The Kings Highway through North Carolina was laid out to avoid the swamp as much as possible. From New Bern the paths crossed White Oak swamp and went close to the coast to avoid Angola Swamp. Out of Wilmington the wayfarer could take his choice of two routes: one north of the Green Swamp or one north of the swamp by Cape Fear to Georgetown, South Carolina. A short way out of Georgetown, the King’s Highway crossed the Santee River and ended at Charleston.
Traveling the Fall Line Road
As the new waves of Europeans arrived and established families increased, settlers traveled farther inland until a second north-south highway was needed to connect the settlements on the Piedmont. This road known as the Fall Line Road had its origin near the Potomac River at Alexandria, Virginia.
From Fredericksburg the road followed the Piedmont to Richmond and Petersburg. Into North Carolina by Raleigh, close by Rockingham and on to Columbia and Augusta, South Carolina. Immigrants landing at Charleston, South Carolina, could have followed a trail from Charleston to Camden, where it crossed the Fall Line Road, across Western North Carolina to Cumberland Gap where it joined with the Wilderness Trail to Kentucky.
Again, as the frontier moved farther and farther from the coast, another north-south roadway began at Fredericksburg and continued south and east of Charlottesville and close by Durham in North Carolina before turning southwest to Charlotte and Greenville, South Carolina.
Following Nemocolin’s Path
In the north, military affairs and land speculation gave impetus to roadway development.
The Ohio Company, organized mainly by Virginians, hoped to open their lands in the present state of West Virginia and Western Pennsylvania. Under the direction of Thomas Cresap, Nemocolin, a Delaware Indian, marked an old Indian trail that connected the upper Potomac and the Forks of the Ohio.
Nemocolin’s Path eventually connected with the King’s Highway at Alexandria. Beyond the Forks of the Ohio, the Path connected with the Pickawillany Trail to Piqua, Ohio, by way of Canton, Coshocton, Newark, Columbus and Urbana.
Arrival at Kentucky

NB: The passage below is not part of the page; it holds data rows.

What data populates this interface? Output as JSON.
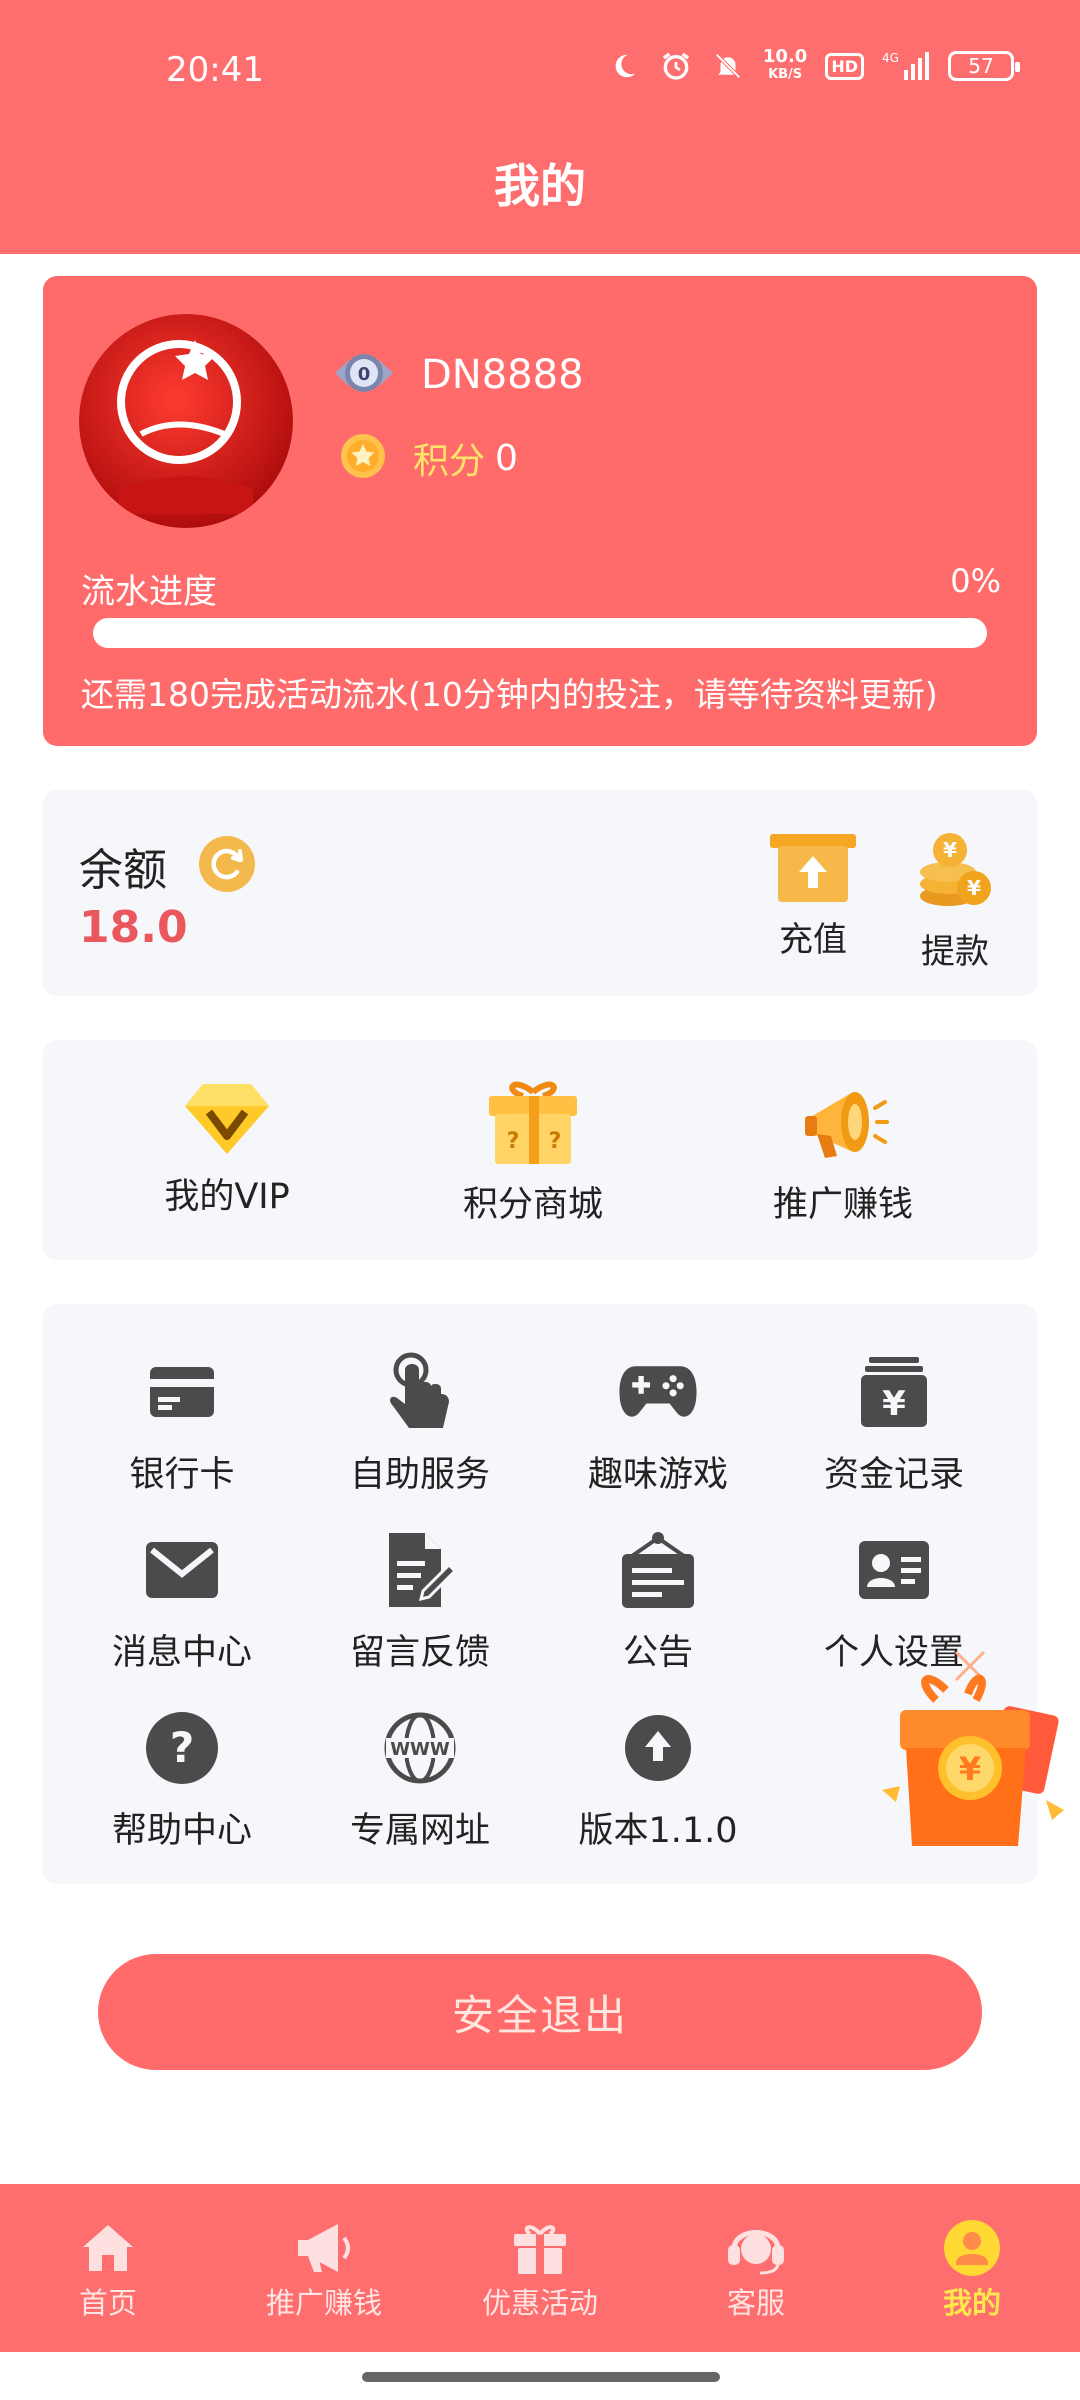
{
  "status_bar": {
    "time": "20:41",
    "net_speed_value": "10.0",
    "net_speed_unit": "KB/S",
    "hd": "HD",
    "network": "4G",
    "battery": "57"
  },
  "header": {
    "title": "我的"
  },
  "profile": {
    "vip_level": "0",
    "username": "DN8888",
    "points_label": "积分",
    "points_value": "0",
    "flow_label": "流水进度",
    "flow_percent": "0%",
    "flow_progress": 0,
    "flow_note": "还需180完成活动流水(10分钟内的投注，请等待资料更新)"
  },
  "balance": {
    "label": "余额",
    "value": "18.0",
    "recharge_label": "充值",
    "withdraw_label": "提款"
  },
  "features": [
    {
      "label": "我的VIP",
      "icon": "diamond-icon"
    },
    {
      "label": "积分商城",
      "icon": "gift-box-icon"
    },
    {
      "label": "推广赚钱",
      "icon": "megaphone-icon"
    }
  ],
  "menu": [
    {
      "label": "银行卡",
      "icon": "bank-card-icon"
    },
    {
      "label": "自助服务",
      "icon": "hand-pointer-icon"
    },
    {
      "label": "趣味游戏",
      "icon": "gamepad-icon"
    },
    {
      "label": "资金记录",
      "icon": "money-record-icon"
    },
    {
      "label": "消息中心",
      "icon": "mail-icon"
    },
    {
      "label": "留言反馈",
      "icon": "edit-document-icon"
    },
    {
      "label": "公告",
      "icon": "notice-board-icon"
    },
    {
      "label": "个人设置",
      "icon": "id-card-icon"
    },
    {
      "label": "帮助中心",
      "icon": "help-icon"
    },
    {
      "label": "专属网址",
      "icon": "www-icon"
    },
    {
      "label": "版本1.1.0",
      "icon": "upload-arrow-icon"
    }
  ],
  "logout": {
    "label": "安全退出"
  },
  "bottom_nav": [
    {
      "label": "首页",
      "icon": "home-icon"
    },
    {
      "label": "推广赚钱",
      "icon": "megaphone-icon"
    },
    {
      "label": "优惠活动",
      "icon": "gift-icon"
    },
    {
      "label": "客服",
      "icon": "headset-icon"
    },
    {
      "label": "我的",
      "icon": "user-icon",
      "active": true
    }
  ],
  "colors": {
    "primary": "#ff6e6e",
    "balance_value": "#e9585d",
    "points_label": "#ffe36a",
    "active_nav": "#ffe74c",
    "icon_gray": "#4b4b4b"
  }
}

Early travelers could go down the rivers that this route crossed, eventually reaching the Ohio River and entering Kentucky. Though the Ohio Company did not become a force in the settlement of Kentucky, their early route provided a way for some of Kentucky’s earliest settlers.
This post is based on the notes from a lecture Edna Milliken presented to the Kentucky Genealogical Society in 1974 Seminar. Edna Milliken (1921-2005) made history as the first female president of the Kentucky Historical Society in November 1963. She had an enthusiasm for history after learning one of her great-grandfathers, Robert Moore, founded Bowling Green. She worked at the Kentucky State Library and Archives. She traveled throughout Kentucky, giving lectures about the migration path of settlers through Cumberland Gap.